AR: Q9. What is the best advice you have got in your career?

AB: The best advice I got was early on in my career when I was consulting in the automotive industry. The advice was to explain my results as if I was explaining them to my mother. To be clear this is not the same as ‘dumbing it down’ - a phrase I hear a lot and really dislike. Instead it’s about telling a story and adding in technical detail where required to prove a point but without unnecessary complications. Often when explaining analytical results as analysts we can’t resist throwing in details to show how smart we are.

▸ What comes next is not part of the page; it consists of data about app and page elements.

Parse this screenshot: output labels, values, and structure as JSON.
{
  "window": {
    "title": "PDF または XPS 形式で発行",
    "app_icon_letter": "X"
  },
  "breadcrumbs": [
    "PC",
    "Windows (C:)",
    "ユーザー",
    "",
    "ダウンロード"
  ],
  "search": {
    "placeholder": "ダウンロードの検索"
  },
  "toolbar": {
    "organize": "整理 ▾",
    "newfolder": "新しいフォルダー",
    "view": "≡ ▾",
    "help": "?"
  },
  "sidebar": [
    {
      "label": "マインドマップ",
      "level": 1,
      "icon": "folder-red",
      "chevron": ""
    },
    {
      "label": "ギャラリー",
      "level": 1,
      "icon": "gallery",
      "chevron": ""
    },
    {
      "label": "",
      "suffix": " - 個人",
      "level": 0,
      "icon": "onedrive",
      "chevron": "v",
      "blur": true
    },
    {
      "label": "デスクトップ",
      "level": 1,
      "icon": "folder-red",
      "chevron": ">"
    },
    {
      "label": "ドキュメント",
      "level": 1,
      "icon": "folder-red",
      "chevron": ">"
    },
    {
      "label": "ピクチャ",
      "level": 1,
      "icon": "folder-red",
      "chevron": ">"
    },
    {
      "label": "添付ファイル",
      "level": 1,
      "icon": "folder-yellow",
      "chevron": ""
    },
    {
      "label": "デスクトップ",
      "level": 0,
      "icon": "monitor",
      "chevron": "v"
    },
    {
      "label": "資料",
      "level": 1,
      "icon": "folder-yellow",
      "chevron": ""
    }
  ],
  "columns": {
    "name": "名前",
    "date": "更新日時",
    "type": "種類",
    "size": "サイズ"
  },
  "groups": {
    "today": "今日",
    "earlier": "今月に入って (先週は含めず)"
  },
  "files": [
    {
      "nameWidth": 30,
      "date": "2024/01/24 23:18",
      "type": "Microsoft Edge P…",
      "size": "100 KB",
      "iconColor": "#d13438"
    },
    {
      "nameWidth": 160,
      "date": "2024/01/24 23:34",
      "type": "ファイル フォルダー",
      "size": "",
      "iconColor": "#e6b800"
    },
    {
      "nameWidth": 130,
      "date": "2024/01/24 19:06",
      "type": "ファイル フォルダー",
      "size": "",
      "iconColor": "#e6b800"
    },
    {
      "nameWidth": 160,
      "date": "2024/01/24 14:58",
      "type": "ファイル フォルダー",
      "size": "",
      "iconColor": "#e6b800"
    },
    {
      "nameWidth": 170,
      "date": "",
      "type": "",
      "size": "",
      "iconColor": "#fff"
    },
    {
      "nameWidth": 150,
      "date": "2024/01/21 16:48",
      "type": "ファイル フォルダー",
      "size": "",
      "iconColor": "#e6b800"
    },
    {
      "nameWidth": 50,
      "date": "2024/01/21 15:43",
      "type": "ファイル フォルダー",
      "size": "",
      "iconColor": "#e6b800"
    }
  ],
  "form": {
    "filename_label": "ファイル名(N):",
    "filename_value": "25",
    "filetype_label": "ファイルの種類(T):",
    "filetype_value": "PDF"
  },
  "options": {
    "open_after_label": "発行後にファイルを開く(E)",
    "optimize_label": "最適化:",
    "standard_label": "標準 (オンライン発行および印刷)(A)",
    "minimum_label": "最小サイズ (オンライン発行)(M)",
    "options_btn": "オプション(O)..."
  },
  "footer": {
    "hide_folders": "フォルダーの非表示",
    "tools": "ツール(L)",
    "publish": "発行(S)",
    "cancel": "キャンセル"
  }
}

But in general the story can be told much more effectively without that.

AR: Q10. What key qualities do you look for when interviewing for Data Science related positions on your team?

AB: Good communications, and strong curiosity. I look for someone who is technically strong but can also tell a story. I generally ask them to describe a project they did to me as if I was their client.

AR: Q11. What was the last book that you read and liked? What do you like to do when you are not working?

AB: I love mysteries – the last book I read and liked was Lynda La Plante’s Backlash. I hike, go to concerts, sports and theatre (a great work perk!), cook and read.